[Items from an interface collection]
□ □ □ □ □ □ □

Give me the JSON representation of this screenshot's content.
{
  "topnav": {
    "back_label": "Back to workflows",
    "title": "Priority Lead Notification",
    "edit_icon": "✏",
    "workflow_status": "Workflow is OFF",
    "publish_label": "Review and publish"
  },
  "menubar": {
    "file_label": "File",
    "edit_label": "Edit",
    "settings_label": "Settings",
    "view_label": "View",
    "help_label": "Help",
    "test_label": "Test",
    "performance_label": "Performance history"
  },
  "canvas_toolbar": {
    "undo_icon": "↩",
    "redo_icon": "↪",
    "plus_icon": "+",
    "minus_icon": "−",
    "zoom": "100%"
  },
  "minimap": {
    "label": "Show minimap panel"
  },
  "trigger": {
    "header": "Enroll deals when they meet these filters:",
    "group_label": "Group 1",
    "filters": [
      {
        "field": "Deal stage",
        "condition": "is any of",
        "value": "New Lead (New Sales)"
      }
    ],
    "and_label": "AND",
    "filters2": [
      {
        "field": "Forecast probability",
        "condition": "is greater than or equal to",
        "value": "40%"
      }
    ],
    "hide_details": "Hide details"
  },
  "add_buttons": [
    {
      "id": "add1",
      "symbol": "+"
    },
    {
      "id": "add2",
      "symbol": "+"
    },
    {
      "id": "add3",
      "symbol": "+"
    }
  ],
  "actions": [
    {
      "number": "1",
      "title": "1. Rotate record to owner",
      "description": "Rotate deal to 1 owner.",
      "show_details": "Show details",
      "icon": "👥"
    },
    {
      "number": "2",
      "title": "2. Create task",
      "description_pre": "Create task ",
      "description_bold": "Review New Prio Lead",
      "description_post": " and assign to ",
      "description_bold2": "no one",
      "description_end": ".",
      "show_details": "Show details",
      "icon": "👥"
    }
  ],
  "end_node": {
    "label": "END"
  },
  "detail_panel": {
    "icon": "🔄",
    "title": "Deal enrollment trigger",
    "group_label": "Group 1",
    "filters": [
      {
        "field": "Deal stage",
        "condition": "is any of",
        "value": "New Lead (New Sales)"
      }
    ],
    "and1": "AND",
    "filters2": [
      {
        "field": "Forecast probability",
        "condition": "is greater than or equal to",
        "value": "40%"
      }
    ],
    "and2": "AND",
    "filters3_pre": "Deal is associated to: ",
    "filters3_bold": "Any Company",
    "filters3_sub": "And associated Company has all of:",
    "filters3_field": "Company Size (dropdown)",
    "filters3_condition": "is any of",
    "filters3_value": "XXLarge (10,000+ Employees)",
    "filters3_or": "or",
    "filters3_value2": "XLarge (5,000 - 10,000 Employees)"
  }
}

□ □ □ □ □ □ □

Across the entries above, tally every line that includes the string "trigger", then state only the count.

Task answer:
2